DATA IN THIS EXERCISE
▼
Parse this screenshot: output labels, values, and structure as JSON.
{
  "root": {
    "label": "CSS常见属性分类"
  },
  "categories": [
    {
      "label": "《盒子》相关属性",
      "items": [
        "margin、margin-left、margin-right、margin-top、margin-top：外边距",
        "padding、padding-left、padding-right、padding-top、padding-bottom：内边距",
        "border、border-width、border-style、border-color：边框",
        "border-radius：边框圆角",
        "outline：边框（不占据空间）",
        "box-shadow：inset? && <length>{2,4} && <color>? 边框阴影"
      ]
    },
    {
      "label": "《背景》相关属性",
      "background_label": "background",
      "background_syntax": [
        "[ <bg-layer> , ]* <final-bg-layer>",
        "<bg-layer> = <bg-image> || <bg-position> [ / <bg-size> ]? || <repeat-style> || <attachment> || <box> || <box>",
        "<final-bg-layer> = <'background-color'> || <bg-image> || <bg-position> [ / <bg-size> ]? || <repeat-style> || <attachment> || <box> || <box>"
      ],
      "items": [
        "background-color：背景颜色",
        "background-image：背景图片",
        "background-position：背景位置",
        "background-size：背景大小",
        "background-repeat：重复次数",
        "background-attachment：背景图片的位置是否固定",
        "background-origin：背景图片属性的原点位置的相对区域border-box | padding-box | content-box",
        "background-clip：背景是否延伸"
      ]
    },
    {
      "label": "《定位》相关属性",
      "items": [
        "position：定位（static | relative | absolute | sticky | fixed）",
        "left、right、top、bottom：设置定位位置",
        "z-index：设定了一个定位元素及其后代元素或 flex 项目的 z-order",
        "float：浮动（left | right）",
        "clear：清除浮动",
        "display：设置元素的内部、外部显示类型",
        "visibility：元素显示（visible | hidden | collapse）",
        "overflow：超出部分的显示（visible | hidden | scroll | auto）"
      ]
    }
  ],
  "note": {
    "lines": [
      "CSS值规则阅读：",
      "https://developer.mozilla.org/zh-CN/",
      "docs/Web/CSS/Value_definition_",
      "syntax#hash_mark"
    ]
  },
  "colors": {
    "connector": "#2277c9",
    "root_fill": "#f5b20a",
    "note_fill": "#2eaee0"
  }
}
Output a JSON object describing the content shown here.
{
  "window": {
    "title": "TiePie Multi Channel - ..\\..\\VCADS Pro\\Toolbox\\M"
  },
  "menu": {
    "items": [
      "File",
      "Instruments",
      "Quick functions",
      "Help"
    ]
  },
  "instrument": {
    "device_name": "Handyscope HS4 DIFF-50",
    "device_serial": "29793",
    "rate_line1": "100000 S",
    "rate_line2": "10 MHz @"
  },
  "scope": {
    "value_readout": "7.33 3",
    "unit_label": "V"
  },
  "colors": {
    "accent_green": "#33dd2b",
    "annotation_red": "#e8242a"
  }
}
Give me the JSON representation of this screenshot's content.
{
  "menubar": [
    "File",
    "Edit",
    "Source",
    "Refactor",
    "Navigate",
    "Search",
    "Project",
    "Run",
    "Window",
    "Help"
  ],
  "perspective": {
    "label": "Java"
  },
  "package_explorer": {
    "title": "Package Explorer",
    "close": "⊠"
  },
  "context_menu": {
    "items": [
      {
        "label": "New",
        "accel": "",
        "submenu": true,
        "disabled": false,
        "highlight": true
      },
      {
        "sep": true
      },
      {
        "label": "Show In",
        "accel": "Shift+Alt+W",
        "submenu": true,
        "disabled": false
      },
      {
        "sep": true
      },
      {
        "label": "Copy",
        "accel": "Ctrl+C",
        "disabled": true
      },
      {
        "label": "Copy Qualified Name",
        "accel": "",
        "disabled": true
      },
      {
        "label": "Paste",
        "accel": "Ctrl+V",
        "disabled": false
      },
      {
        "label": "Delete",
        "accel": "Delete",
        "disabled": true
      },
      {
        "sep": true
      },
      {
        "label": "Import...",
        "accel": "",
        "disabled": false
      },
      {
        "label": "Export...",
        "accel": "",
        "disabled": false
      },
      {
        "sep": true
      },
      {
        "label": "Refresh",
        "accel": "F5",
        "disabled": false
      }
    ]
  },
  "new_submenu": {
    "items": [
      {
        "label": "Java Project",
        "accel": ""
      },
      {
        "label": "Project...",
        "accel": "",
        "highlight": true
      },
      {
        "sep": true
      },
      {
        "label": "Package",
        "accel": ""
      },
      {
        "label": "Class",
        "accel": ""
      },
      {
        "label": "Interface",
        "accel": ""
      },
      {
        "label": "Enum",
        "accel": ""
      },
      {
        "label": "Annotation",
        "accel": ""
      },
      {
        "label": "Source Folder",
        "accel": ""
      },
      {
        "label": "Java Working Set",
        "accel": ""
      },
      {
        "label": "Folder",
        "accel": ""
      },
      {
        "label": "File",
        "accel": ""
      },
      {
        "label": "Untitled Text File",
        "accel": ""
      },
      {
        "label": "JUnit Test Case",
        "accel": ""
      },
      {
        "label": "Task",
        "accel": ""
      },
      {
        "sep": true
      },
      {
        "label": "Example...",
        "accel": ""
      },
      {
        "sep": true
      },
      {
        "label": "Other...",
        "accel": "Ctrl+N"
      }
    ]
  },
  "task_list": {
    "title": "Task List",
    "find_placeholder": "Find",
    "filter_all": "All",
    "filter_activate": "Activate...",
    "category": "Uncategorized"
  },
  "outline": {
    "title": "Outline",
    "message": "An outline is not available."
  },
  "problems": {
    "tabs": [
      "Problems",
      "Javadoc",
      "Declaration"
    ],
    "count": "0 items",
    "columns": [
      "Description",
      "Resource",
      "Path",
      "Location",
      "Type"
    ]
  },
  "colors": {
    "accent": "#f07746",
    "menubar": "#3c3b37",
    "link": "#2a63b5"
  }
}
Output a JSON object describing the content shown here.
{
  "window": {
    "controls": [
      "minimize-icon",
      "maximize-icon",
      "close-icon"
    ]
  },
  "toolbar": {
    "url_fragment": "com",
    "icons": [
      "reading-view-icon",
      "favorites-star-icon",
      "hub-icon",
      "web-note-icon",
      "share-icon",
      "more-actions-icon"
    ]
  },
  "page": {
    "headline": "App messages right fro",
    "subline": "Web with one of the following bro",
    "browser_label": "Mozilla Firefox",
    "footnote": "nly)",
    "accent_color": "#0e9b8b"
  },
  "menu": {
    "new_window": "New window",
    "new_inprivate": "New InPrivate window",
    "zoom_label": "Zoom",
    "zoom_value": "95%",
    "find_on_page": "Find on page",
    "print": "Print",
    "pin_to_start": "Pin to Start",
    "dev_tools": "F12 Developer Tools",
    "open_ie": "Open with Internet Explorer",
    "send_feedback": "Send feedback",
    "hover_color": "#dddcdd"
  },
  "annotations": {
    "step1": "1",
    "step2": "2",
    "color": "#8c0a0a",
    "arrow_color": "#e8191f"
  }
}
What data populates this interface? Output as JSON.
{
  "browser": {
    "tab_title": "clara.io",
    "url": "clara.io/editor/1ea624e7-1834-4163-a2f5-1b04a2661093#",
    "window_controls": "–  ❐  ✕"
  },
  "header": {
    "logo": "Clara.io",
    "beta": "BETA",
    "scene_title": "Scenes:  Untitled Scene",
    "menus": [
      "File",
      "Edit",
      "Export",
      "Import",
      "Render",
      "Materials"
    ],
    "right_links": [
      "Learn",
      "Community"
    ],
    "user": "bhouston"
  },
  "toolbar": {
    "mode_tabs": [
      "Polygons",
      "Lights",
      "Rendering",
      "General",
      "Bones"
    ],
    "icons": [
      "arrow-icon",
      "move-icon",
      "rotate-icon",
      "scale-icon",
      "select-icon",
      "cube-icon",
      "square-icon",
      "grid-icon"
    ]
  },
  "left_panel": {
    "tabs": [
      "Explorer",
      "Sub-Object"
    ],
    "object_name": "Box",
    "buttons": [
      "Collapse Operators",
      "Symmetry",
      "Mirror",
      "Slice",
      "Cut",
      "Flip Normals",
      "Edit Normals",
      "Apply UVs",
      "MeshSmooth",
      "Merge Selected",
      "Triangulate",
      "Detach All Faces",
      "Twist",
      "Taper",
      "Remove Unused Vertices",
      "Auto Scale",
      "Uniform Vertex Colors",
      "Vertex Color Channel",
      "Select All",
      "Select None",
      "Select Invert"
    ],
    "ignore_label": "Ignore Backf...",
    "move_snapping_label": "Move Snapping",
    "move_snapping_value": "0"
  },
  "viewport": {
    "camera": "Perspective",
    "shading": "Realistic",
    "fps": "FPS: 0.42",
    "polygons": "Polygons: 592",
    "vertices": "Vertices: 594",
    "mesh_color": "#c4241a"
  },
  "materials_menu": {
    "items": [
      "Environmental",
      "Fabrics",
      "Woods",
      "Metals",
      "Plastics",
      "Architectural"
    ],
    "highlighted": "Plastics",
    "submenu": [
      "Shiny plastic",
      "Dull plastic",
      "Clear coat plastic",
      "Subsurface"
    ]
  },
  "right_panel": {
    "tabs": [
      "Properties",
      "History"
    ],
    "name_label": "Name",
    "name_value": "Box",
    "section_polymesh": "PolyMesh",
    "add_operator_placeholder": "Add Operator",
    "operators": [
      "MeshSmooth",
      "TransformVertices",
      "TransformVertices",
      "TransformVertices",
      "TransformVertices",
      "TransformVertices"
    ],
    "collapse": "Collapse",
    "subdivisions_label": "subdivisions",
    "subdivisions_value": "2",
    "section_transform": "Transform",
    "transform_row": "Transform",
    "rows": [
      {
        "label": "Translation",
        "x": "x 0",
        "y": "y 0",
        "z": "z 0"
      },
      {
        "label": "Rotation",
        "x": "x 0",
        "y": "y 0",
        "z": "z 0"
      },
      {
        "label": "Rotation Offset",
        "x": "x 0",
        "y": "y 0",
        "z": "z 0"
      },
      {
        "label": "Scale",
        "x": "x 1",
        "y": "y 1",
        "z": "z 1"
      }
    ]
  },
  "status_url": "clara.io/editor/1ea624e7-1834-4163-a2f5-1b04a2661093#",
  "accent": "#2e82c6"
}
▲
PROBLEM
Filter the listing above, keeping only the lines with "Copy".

EXPECTED OUTPUT
        "label": "Copy",
        "label": "Copy Qualified Name",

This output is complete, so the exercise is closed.